SFU’s new eCo-op program funds students to develop their prototypes. Zennea, which recently hired its first employee, has already raised $250,000 (U.S.) in equity financing and another $125,000 (U.S.) in competitions and grants—including $35,000 in funds and in-kind prizes as winners of SFU’s 2018 Coast Capital Savings Venture Prize.
Students Luo and Du have remained in China where they are handling manufacturing, while Chase is busy setting up the clinical work in Houston, and Threlfall is fundraising between Vancouver and San Francisco. The team has filed a provisional patent and plans multiple rounds of clinical trials before launching its product.
The team members are quick to acknowledge SFU’s role in their fast rise to success.
“We all feel that the funding, coaching, resources and general support from Coast Capital Savings Venture Connection and Tech-E are the reasons why we’ve gotten so far,” says Threlfall.
“We’re a team that really believes in people and relationships, and we’ve formed some pretty solid bonds with mentors from these two programs. And while this has been our full-time pursuit since last September, there’s no slowdown in sight.”
Business professor Sarah Lubik, SFU’s director of entrepreneurship, says the Zennea team has been “a pioneer in the rapidly growing constellation” of SFU entrepreneurship programs.
“The Zennea team has been an incredible example of the creativity, determination, adaptability and interdisciplinary collaboration we are working to support and amplify at SFU,” she says.

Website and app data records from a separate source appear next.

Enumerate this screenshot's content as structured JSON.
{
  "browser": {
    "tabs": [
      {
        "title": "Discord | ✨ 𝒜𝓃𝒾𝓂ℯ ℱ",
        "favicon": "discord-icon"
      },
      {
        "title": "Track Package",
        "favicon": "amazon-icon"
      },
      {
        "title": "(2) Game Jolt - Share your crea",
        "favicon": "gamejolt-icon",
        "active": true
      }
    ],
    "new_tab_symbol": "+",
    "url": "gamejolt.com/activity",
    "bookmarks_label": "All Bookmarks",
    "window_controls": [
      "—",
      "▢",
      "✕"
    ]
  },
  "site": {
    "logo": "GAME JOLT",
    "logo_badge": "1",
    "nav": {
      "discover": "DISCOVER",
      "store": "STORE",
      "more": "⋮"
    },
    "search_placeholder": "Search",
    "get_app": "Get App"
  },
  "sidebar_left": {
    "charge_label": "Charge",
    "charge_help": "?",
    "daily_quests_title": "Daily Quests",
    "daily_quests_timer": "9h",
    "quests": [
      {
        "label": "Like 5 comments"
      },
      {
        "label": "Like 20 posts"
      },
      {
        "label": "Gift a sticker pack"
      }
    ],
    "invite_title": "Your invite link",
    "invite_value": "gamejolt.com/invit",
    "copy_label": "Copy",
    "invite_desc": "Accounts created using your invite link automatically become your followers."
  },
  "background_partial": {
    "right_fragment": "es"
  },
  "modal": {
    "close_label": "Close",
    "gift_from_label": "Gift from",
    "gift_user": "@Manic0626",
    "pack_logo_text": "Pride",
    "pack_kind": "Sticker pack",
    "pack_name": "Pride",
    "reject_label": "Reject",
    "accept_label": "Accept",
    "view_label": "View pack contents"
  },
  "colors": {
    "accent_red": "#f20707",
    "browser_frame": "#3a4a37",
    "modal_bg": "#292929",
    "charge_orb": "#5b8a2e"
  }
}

Zennea is one of dozens of young entrepreneurial success stories to benefit from CCSVC, which celebrates its 10th anniversary this fall. Over the past 10 years, CCSVC has drawn more than 8,000 participants to its programs, mentored more than 750 teams and engaged nearly 200 early start-ups with its business development services.
Originally published on SFU News.